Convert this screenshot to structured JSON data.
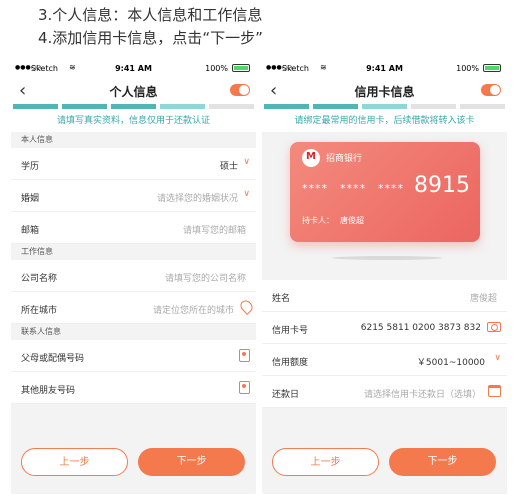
{
  "captions": {
    "line1": "3.个人信息：本人信息和工作信息",
    "line2": "4.添加信用卡信息，点击“下一步”"
  },
  "status": {
    "carrier": "Sketch",
    "time": "9:41 AM",
    "battery": "100%"
  },
  "colors": {
    "accent": "#f47a4e",
    "teal": "#4fb5b5",
    "teal_light": "#8fd6d6",
    "inactive": "#e2e2e2"
  },
  "left": {
    "title": "个人信息",
    "notice": "请填写真实资料，信息仅用于还款认证",
    "progress": [
      "done",
      "done",
      "done",
      "current",
      "todo"
    ],
    "personal_section": "本人信息",
    "education_label": "学历",
    "education_value": "硕士",
    "marriage_label": "婚姻",
    "marriage_placeholder": "请选择您的婚姻状况",
    "email_label": "邮箱",
    "email_placeholder": "请填写您的邮箱",
    "work_section": "工作信息",
    "company_label": "公司名称",
    "company_placeholder": "请填写您的公司名称",
    "city_label": "所在城市",
    "city_placeholder": "请定位您所在的城市",
    "contact_section": "联系人信息",
    "parent_label": "父母或配偶号码",
    "friend_label": "其他朋友号码",
    "prev_label": "上一步",
    "next_label": "下一步"
  },
  "right": {
    "title": "信用卡信息",
    "notice": "请绑定最常用的信用卡，后续借款将转入该卡",
    "progress": [
      "done",
      "done",
      "current",
      "todo",
      "todo"
    ],
    "card": {
      "bank": "招商银行",
      "mask1": "****",
      "mask2": "****",
      "mask3": "****",
      "last4": "8915",
      "holder_label": "持卡人：",
      "holder_name": "唐俊超"
    },
    "name_label": "姓名",
    "name_value": "唐俊超",
    "card_label": "信用卡号",
    "card_value": "6215 5811 0200 3873 832",
    "limit_label": "信用额度",
    "limit_value": "￥5001~10000",
    "due_label": "还款日",
    "due_placeholder": "请选择信用卡还款日（选填）",
    "prev_label": "上一步",
    "next_label": "下一步"
  }
}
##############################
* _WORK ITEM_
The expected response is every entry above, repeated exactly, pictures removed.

* _ANSWER SPACE_
Convert this screenshot to structured JSON data.
{
  "captions": {
    "line1": "3.个人信息：本人信息和工作信息",
    "line2": "4.添加信用卡信息，点击“下一步”"
  },
  "status": {
    "carrier": "Sketch",
    "time": "9:41 AM",
    "battery": "100%"
  },
  "colors": {
    "accent": "#f47a4e",
    "teal": "#4fb5b5",
    "teal_light": "#8fd6d6",
    "inactive": "#e2e2e2"
  },
  "left": {
    "title": "个人信息",
    "notice": "请填写真实资料，信息仅用于还款认证",
    "progress": [
      "done",
      "done",
      "done",
      "current",
      "todo"
    ],
    "personal_section": "本人信息",
    "education_label": "学历",
    "education_value": "硕士",
    "marriage_label": "婚姻",
    "marriage_placeholder": "请选择您的婚姻状况",
    "email_label": "邮箱",
    "email_placeholder": "请填写您的邮箱",
    "work_section": "工作信息",
    "company_label": "公司名称",
    "company_placeholder": "请填写您的公司名称",
    "city_label": "所在城市",
    "city_placeholder": "请定位您所在的城市",
    "contact_section": "联系人信息",
    "parent_label": "父母或配偶号码",
    "friend_label": "其他朋友号码",
    "prev_label": "上一步",
    "next_label": "下一步"
  },
  "right": {
    "title": "信用卡信息",
    "notice": "请绑定最常用的信用卡，后续借款将转入该卡",
    "progress": [
      "done",
      "done",
      "current",
      "todo",
      "todo"
    ],
    "card": {
      "bank": "招商银行",
      "mask1": "****",
      "mask2": "****",
      "mask3": "****",
      "last4": "8915",
      "holder_label": "持卡人：",
      "holder_name": "唐俊超"
    },
    "name_label": "姓名",
    "name_value": "唐俊超",
    "card_label": "信用卡号",
    "card_value": "6215 5811 0200 3873 832",
    "limit_label": "信用额度",
    "limit_value": "￥5001~10000",
    "due_label": "还款日",
    "due_placeholder": "请选择信用卡还款日（选填）",
    "prev_label": "上一步",
    "next_label": "下一步"
  }
}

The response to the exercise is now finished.